The pressure begins to show (from the earlier session)
How the scoring works
6.25pm: The final session is now underway, although the live stream will not show it for a little longer yet, leaving us with a little more build up.
As a reminder all the action can be watched on our live stream, which you can find by clicking here (or on the logo below).
With so much at stake on each point it’s worth going through the scoring thing once more, or at least cut and paste it from the Pokerfed.org website.
“On each hand, a player will have a net change of chips – negative if they commit chips to the pot and do not win, zero if they fold without committing chips, and positive if they win the pot. This is an individual player’s “chip-score” for that hand. A team’s chip-score is simply the aggregate of all of its member’s individual chip-scores for that hand. Team chip-scores are compared and points are awarded according to the table below.
“Where two or more teams have equal chip-scores, the associated points are shared between them.
“This point structure is applied after each and every hand, and the team with the greatest number of points at the end of the tournament wins, with overall team chip-scores used only to settle ties.”
One final note is that nobody, not we or the players will be privy to the results in order to maintain the suspense through to the final results declaration tonight.
Changes at the top, and bottom

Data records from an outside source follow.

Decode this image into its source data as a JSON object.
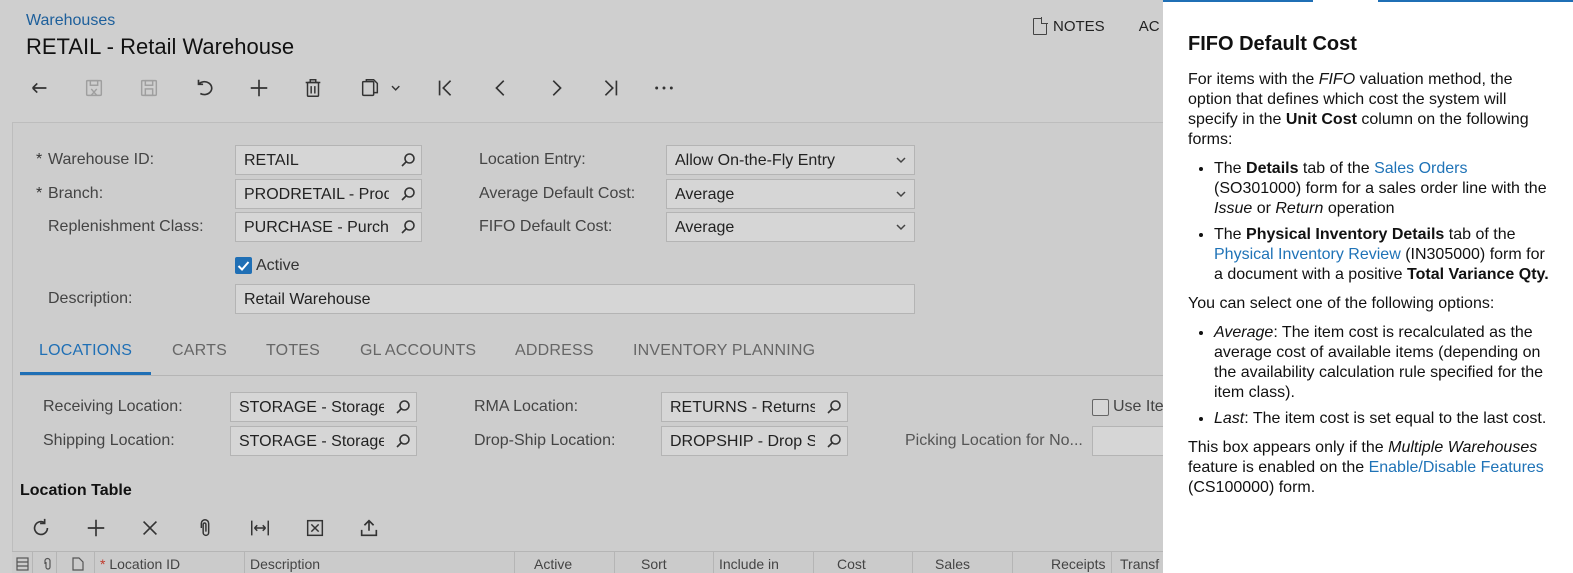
{
  "header": {
    "breadcrumb": "Warehouses",
    "title": "RETAIL - Retail Warehouse",
    "notes_label": "NOTES",
    "actions_label": "AC"
  },
  "toolbar": {
    "icons": [
      "back-icon",
      "save-close-icon",
      "save-icon",
      "undo-icon",
      "add-icon",
      "delete-icon",
      "copy-paste-icon",
      "first-icon",
      "previous-icon",
      "next-icon",
      "last-icon",
      "more-icon"
    ]
  },
  "form": {
    "warehouse_id_label": "Warehouse ID:",
    "warehouse_id_value": "RETAIL",
    "branch_label": "Branch:",
    "branch_value": "PRODRETAIL - Prod",
    "replenishment_label": "Replenishment Class:",
    "replenishment_value": "PURCHASE - Purcha",
    "active_label": "Active",
    "active_checked": true,
    "description_label": "Description:",
    "description_value": "Retail Warehouse",
    "location_entry_label": "Location Entry:",
    "location_entry_value": "Allow On-the-Fly Entry",
    "avg_default_cost_label": "Average Default Cost:",
    "avg_default_cost_value": "Average",
    "fifo_default_cost_label": "FIFO Default Cost:",
    "fifo_default_cost_value": "Average"
  },
  "tabs": [
    "LOCATIONS",
    "CARTS",
    "TOTES",
    "GL ACCOUNTS",
    "ADDRESS",
    "INVENTORY PLANNING"
  ],
  "locations": {
    "receiving_label": "Receiving Location:",
    "receiving_value": "STORAGE - Storage",
    "shipping_label": "Shipping Location:",
    "shipping_value": "STORAGE - Storage",
    "rma_label": "RMA Location:",
    "rma_value": "RETURNS - Returns",
    "dropship_label": "Drop-Ship Location:",
    "dropship_value": "DROPSHIP - Drop S",
    "use_item_label": "Use Ite",
    "picking_label": "Picking Location for No..."
  },
  "location_table": {
    "title": "Location Table",
    "toolbar_icons": [
      "refresh-icon",
      "add-row-icon",
      "delete-row-icon",
      "attach-icon",
      "fit-columns-icon",
      "export-excel-icon",
      "upload-icon"
    ],
    "columns": [
      "Location ID",
      "Description",
      "Active",
      "Sort",
      "Include in",
      "Cost",
      "Sales",
      "Receipts",
      "Transf"
    ]
  },
  "help": {
    "title": "FIFO Default Cost",
    "intro_1": "For items with the ",
    "intro_fifo": "FIFO",
    "intro_2": " valuation method, the option that defines which cost the system will specify in the ",
    "intro_unit_cost": "Unit Cost",
    "intro_3": " column on the following forms:",
    "li1_1": "The ",
    "li1_details": "Details",
    "li1_2": " tab of the ",
    "li1_link": "Sales Orders",
    "li1_3": " (SO301000) form for a sales order line with the ",
    "li1_issue": "Issue",
    "li1_4": " or ",
    "li1_return": "Return",
    "li1_5": " operation",
    "li2_1": "The ",
    "li2_phys": "Physical Inventory Details",
    "li2_2": " tab of the ",
    "li2_link": "Physical Inventory Review",
    "li2_3": " (IN305000) form for a document with a positive ",
    "li2_total": "Total Variance Qty.",
    "options_intro": "You can select one of the following options:",
    "opt1_name": "Average",
    "opt1_text": ": The item cost is recalculated as the average cost of available items (depending on the availability calculation rule specified for the item class).",
    "opt2_name": "Last",
    "opt2_text": ": The item cost is set equal to the last cost.",
    "footer_1": "This box appears only if the ",
    "footer_mw": "Multiple Warehouses",
    "footer_2": " feature is enabled on the ",
    "footer_link": "Enable/Disable Features",
    "footer_3": " (CS100000) form."
  },
  "colors": {
    "accent": "#1f6fb5",
    "link": "#1f73b7",
    "overlay_bg": "#cfcfcf"
  }
}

6pm: We talked earlier about the green shoots of recovery for the Dutch team. The team, led by Rolf Slotboom, scored the most points in the first 20 hands of the day, and did the same in the next 20 hands. Then, well, the wheels fell off. In the final 50 hands of the session the Netherlands scored the lowest points tally of any team (293.5 points to Russia’s 396), sending them back into 14th place.
Russia on the other hand enjoyed an eight place boost, moving from 11th to joint second place, putting them a session away from a place in the grand final after what seemed like difficult times struggling at the wrong end of the points table. Maybe having some of the highest earning professional players in the game on your team does help.
Elsewhere the United Kingdom restored some order back into their campaign, up three places to seventh, while at the top Ireland restored themselves to first position ahead of permanent rivals France, who had led since the start of play today. But there’s only a point and a half between them, along with Russia. A further point and a half separates them from fourth placed Estonia.
Team conferences in full swing
5pm: Players are on a break at the midway stage of the final day. It means the live stream will be on air again a little later this afternoon.
In the meantime you can read all about the first session of the day by clicking here, including the rise, and subsequent fall of the Netherlands. A reminder of the points tally at the end of the previous session is below.
The standings going into the final session
Live updates from the 2013 European Nations Cup, written by Stephen Bartley.